I spent a good chunk today reading up on 3D XPoint technology. It’s basically non-volatile memory based on a phase change technology. Think NAND, except it writes-in-place (no erase needed) and does not have the same degradation issue NAND has (it still does…). This means this memory can be directly addressed, and also offer very low latency and very good performance at low queue depth.
This is because Intel issued a PR for its consumer space, selling 3D XPoint SRT (basically M2 cache drives for consumer grade desktops and maybe laptops). For $77 or whatever you can stick 32GB of fancypants new memory tech into your crap-tier desktop and it will function like a hybrid drive? Uh okay. The only juice I found was that they’ll release a U2 version of this memory and that’ll be worth looking into when the time comes?
Instead, let’s read up on Intel’s roadmap (unlike SLC/MLC NAND, Intel and Micron locked 3D XPoint down) here. Or their 4$/gb enterprise “cache” solution. Or Sammy’s answer as of last year. As you can see this has been playing out for years. A lot of the performance that 3D XPoint brings are going to be “locked” behind the controller scheme, and OS level support. Obviously for hyperscale solutions there’s all kind of juice to be extracted but if we plebs get even non-volatile memory as a result, that would be pretty sweet. Of course even for NVM-based memory (that sounds dumb) to play a revolutionary role there’s so much that has to change…

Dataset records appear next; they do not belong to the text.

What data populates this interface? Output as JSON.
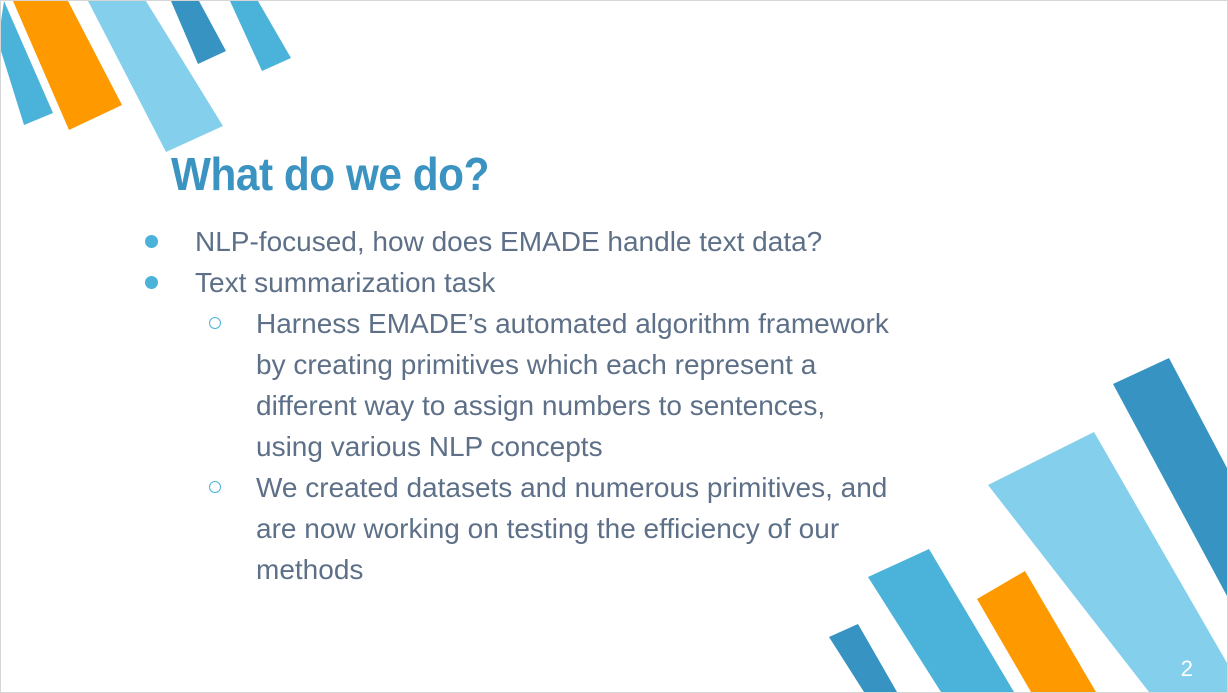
{
  "slide": {
    "title": "What do we do?",
    "bullets": [
      {
        "text": "NLP-focused, how does EMADE handle text data?"
      },
      {
        "text": "Text summarization task",
        "sub": [
          "Harness EMADE’s automated algorithm framework by creating primitives which each represent a different way to assign numbers to sentences, using various NLP concepts",
          "We created datasets and numerous primitives, and are now working on testing the efficiency of our methods"
        ]
      }
    ],
    "page_number": "2"
  },
  "colors": {
    "title": "#3a93c0",
    "body_text": "#5d7088",
    "bullet": "#4bb3d9",
    "stripe_blue": "#4bb3d9",
    "stripe_dark_blue": "#3693c2",
    "stripe_light_blue": "#84d0ec",
    "stripe_orange": "#fe9a00"
  }
}
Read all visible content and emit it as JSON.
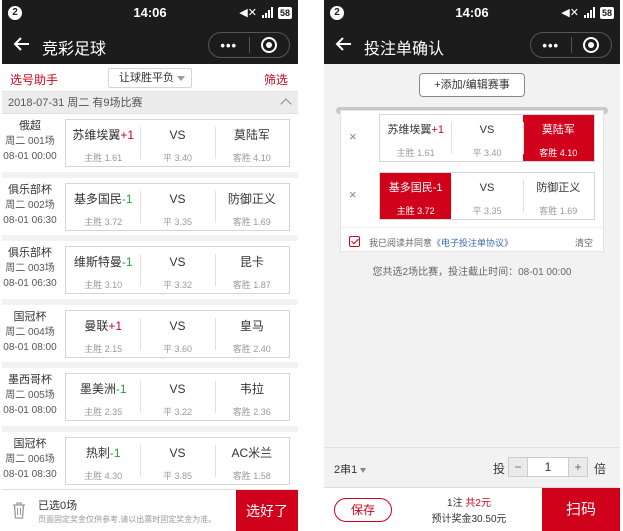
{
  "status_bar": {
    "badge": "2",
    "time": "14:06",
    "network": "4G",
    "battery": "58"
  },
  "left": {
    "nav_title": "竞彩足球",
    "capsule_dots": "•••",
    "helper_label": "选号助手",
    "play_dropdown": "让球胜平负",
    "filter_label": "筛选",
    "date_header": "2018-07-31 周二 有9场比赛",
    "matches": [
      {
        "league": "俄超",
        "num": "周二 001场",
        "time": "08-01 00:00",
        "home": "苏维埃翼",
        "handicap": "+1",
        "hc_color": "up",
        "home_odd": "主胜 1.61",
        "vs": "VS",
        "draw_odd": "平 3.40",
        "away": "莫陆军",
        "away_odd": "客胜 4.10"
      },
      {
        "league": "俱乐部杯",
        "num": "周二 002场",
        "time": "08-01 06:30",
        "home": "基多国民",
        "handicap": "-1",
        "hc_color": "down",
        "home_odd": "主胜 3.72",
        "vs": "VS",
        "draw_odd": "平 3.35",
        "away": "防御正义",
        "away_odd": "客胜 1.69"
      },
      {
        "league": "俱乐部杯",
        "num": "周二 003场",
        "time": "08-01 06:30",
        "home": "维斯特曼",
        "handicap": "-1",
        "hc_color": "down",
        "home_odd": "主胜 3.10",
        "vs": "VS",
        "draw_odd": "平 3.32",
        "away": "昆卡",
        "away_odd": "客胜 1.87"
      },
      {
        "league": "国冠杯",
        "num": "周二 004场",
        "time": "08-01 08:00",
        "home": "曼联",
        "handicap": "+1",
        "hc_color": "up",
        "home_odd": "主胜 2.15",
        "vs": "VS",
        "draw_odd": "平 3.60",
        "away": "皇马",
        "away_odd": "客胜 2.40"
      },
      {
        "league": "墨西哥杯",
        "num": "周二 005场",
        "time": "08-01 08:00",
        "home": "墨美洲",
        "handicap": "-1",
        "hc_color": "down",
        "home_odd": "主胜 2.35",
        "vs": "VS",
        "draw_odd": "平 3.22",
        "away": "韦拉",
        "away_odd": "客胜 2.36"
      },
      {
        "league": "国冠杯",
        "num": "周二 006场",
        "time": "08-01 08:30",
        "home": "热刺",
        "handicap": "-1",
        "hc_color": "down",
        "home_odd": "主胜 4.30",
        "vs": "VS",
        "draw_odd": "平 3.85",
        "away": "AC米兰",
        "away_odd": "客胜 1.58"
      }
    ],
    "selected_count": "已选0场",
    "disclaimer": "页面固定奖金仅供参考,请以出票时固定奖金为准。",
    "done_label": "选好了"
  },
  "right": {
    "nav_title": "投注单确认",
    "capsule_dots": "•••",
    "add_edit_label": "+添加/编辑赛事",
    "bets": [
      {
        "remove": "×",
        "home": "苏维埃翼",
        "handicap": "+1",
        "hc_color": "up",
        "home_odd": "主胜 1.61",
        "vs": "VS",
        "draw_odd": "平 3.40",
        "away": "莫陆军",
        "away_odd": "客胜 4.10",
        "selected": "away"
      },
      {
        "remove": "×",
        "home": "基多国民",
        "handicap": "-1",
        "hc_color": "down",
        "home_odd": "主胜 3.72",
        "vs": "VS",
        "draw_odd": "平 3.35",
        "away": "防御正义",
        "away_odd": "客胜 1.69",
        "selected": "home"
      }
    ],
    "agree_prefix": "我已阅读并同意",
    "agree_link": "《电子投注单协议》",
    "clear_label": "清空",
    "summary": "您共选2场比赛，投注截止时间：08-01 00:00",
    "pass_type": "2串1",
    "stake_prefix": "投",
    "stake_minus": "−",
    "stake_value": "1",
    "stake_plus": "+",
    "stake_suffix": "倍",
    "save_label": "保存",
    "cost_prefix": "1注 ",
    "cost_amount": "共2元",
    "prize": "预计奖金30.50元",
    "scan_label": "扫码"
  },
  "colors": {
    "accent_red": "#d0021b",
    "handicap_green": "#2e9e3e",
    "nav_bg": "#1c1c1c"
  }
}
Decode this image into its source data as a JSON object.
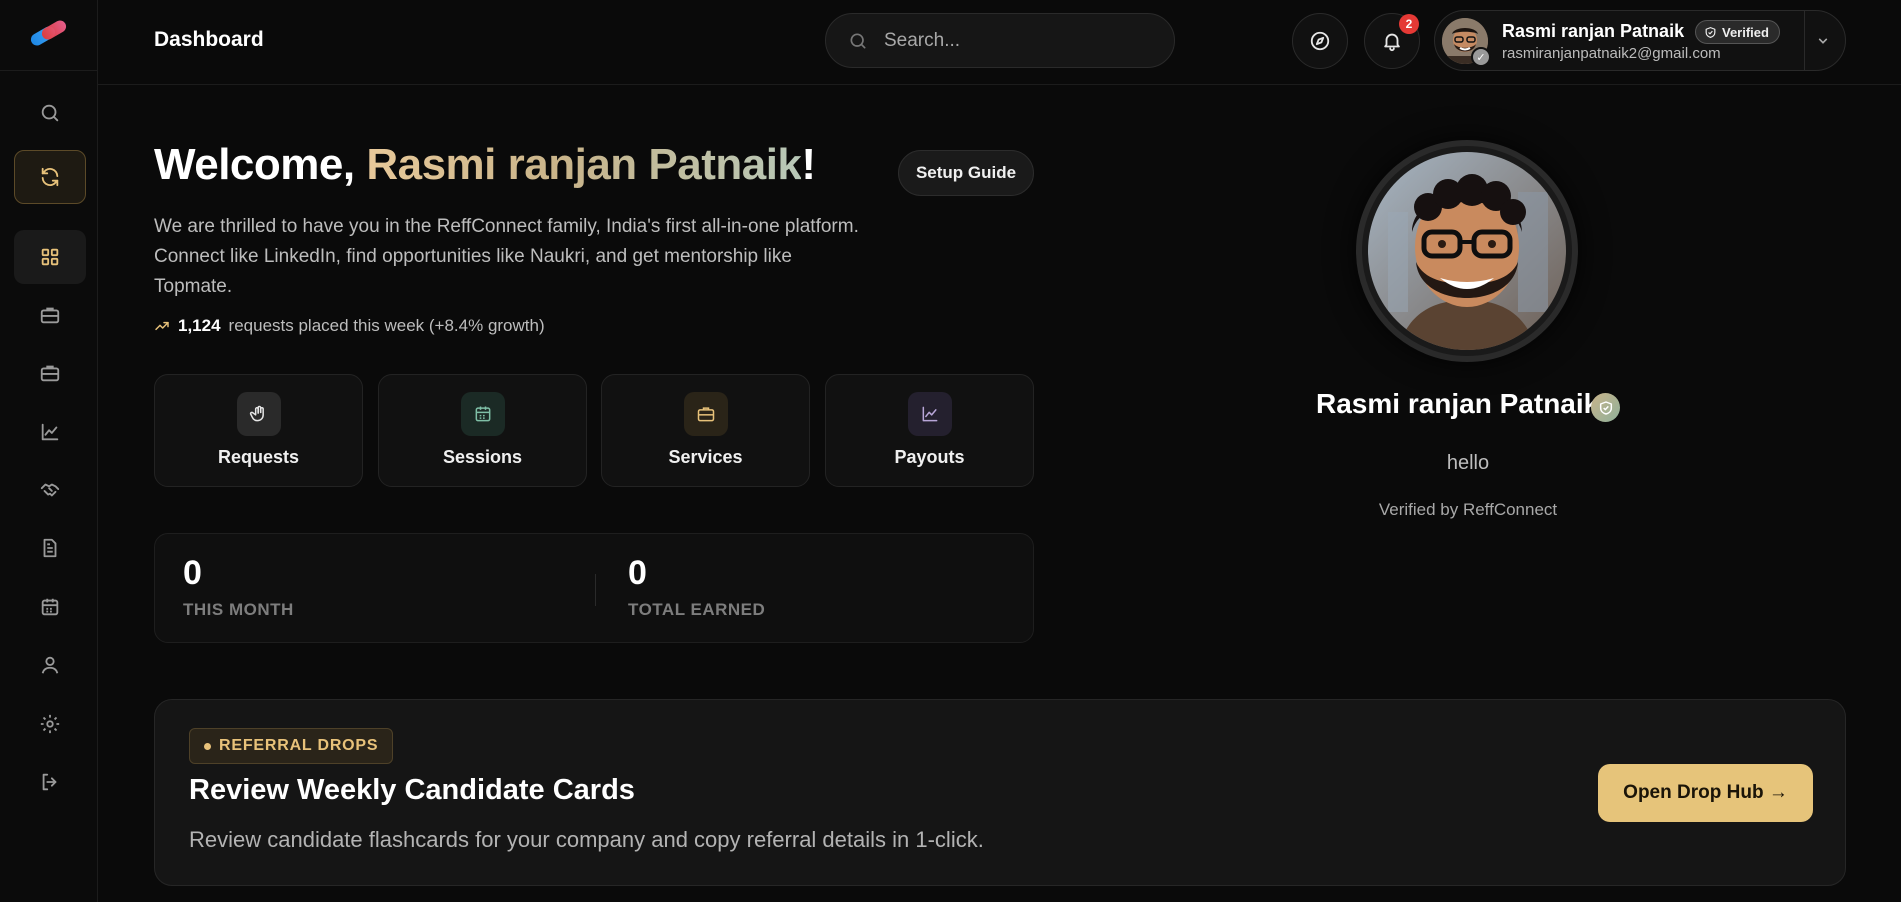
{
  "header": {
    "title": "Dashboard",
    "search_placeholder": "Search...",
    "notification_count": "2"
  },
  "user": {
    "name": "Rasmi ranjan Patnaik",
    "verified_label": "Verified",
    "email": "rasmiranjanpatnaik2@gmail.com"
  },
  "welcome": {
    "prefix": "Welcome, ",
    "name": "Rasmi ranjan Patnaik",
    "suffix": "!",
    "setup_guide": "Setup Guide",
    "intro": "We are thrilled to have you in the ReffConnect family, India's first all-in-one platform. Connect like LinkedIn, find opportunities like Naukri, and get mentorship like Topmate.",
    "growth_count": "1,124",
    "growth_text": "requests placed this week (+8.4% growth)"
  },
  "quick_actions": [
    {
      "label": "Requests",
      "icon": "hand-icon",
      "color": "#cfcfcf"
    },
    {
      "label": "Sessions",
      "icon": "calendar-icon",
      "color": "#7fbfa6"
    },
    {
      "label": "Services",
      "icon": "briefcase-icon",
      "color": "#e8c27a"
    },
    {
      "label": "Payouts",
      "icon": "chart-line-icon",
      "color": "#b8a6d8"
    }
  ],
  "stats": {
    "this_month_value": "0",
    "this_month_label": "THIS MONTH",
    "total_earned_value": "0",
    "total_earned_label": "TOTAL EARNED"
  },
  "profile": {
    "name": "Rasmi ranjan Patnaik",
    "bio": "hello",
    "verified_by": "Verified by ReffConnect"
  },
  "referral": {
    "badge": "REFERRAL DROPS",
    "title": "Review Weekly Candidate Cards",
    "description": "Review candidate flashcards for your company and copy referral details in 1-click.",
    "button": "Open Drop Hub →"
  },
  "sidebar": {
    "items": [
      "search-icon",
      "refresh-icon",
      "grid-icon",
      "briefcase-icon",
      "briefcase-icon",
      "chart-line-icon",
      "handshake-icon",
      "document-icon",
      "calendar-icon",
      "user-icon",
      "gear-icon",
      "logout-icon"
    ]
  },
  "colors": {
    "accent": "#e8c27a",
    "background": "#0a0a0a",
    "notification": "#e53935"
  }
}
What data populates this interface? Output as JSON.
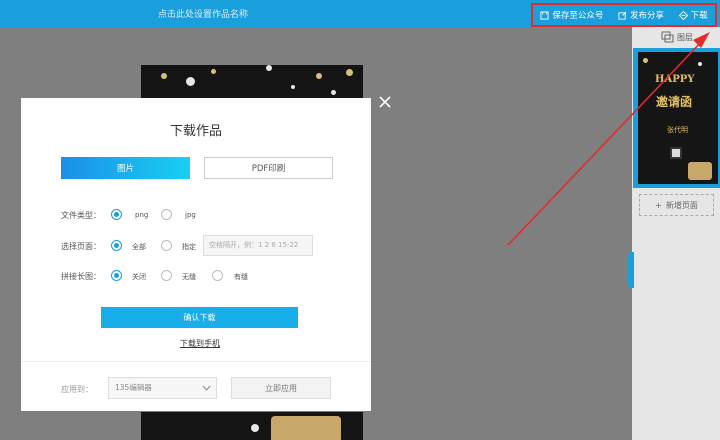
{
  "header": {
    "title": "点击此处设置作品名称",
    "actions": [
      {
        "label": "保存至公众号",
        "icon": "save-icon"
      },
      {
        "label": "发布分享",
        "icon": "share-icon"
      },
      {
        "label": "下载",
        "icon": "download-icon"
      }
    ],
    "highlight_color": "#e52a2a",
    "bar_color": "#1a9fdd"
  },
  "right_panel": {
    "layers_label": "图层",
    "thumbnail": {
      "happy": "HAPPY",
      "invite": "邀请函",
      "name": "张代明"
    },
    "add_page_label": "新增页面"
  },
  "modal": {
    "title": "下载作品",
    "tabs": [
      {
        "label": "图片",
        "active": true
      },
      {
        "label": "PDF印刷",
        "active": false
      }
    ],
    "file_type": {
      "label": "文件类型：",
      "options": [
        "png",
        "jpg"
      ],
      "selected": "png"
    },
    "page_select": {
      "label": "选择页面：",
      "options": [
        "全部",
        "指定"
      ],
      "selected": "全部",
      "placeholder": "空格隔开，例：1 2 6 15-22"
    },
    "long_image": {
      "label": "拼接长图：",
      "options": [
        "关闭",
        "无缝",
        "有缝"
      ],
      "selected": "关闭"
    },
    "confirm_label": "确认下载",
    "phone_link": "下载到手机",
    "apply": {
      "label": "应用到：",
      "select_value": "135编辑器",
      "button_label": "立即应用"
    }
  }
}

It’s interesting to see that the heating uptake on NVM directly leads to my investment in NVM (bought a Sammy 950 pro last Christmas) being obsolete. As someone who still owns an Intel X-25m g1 I find it only apropos.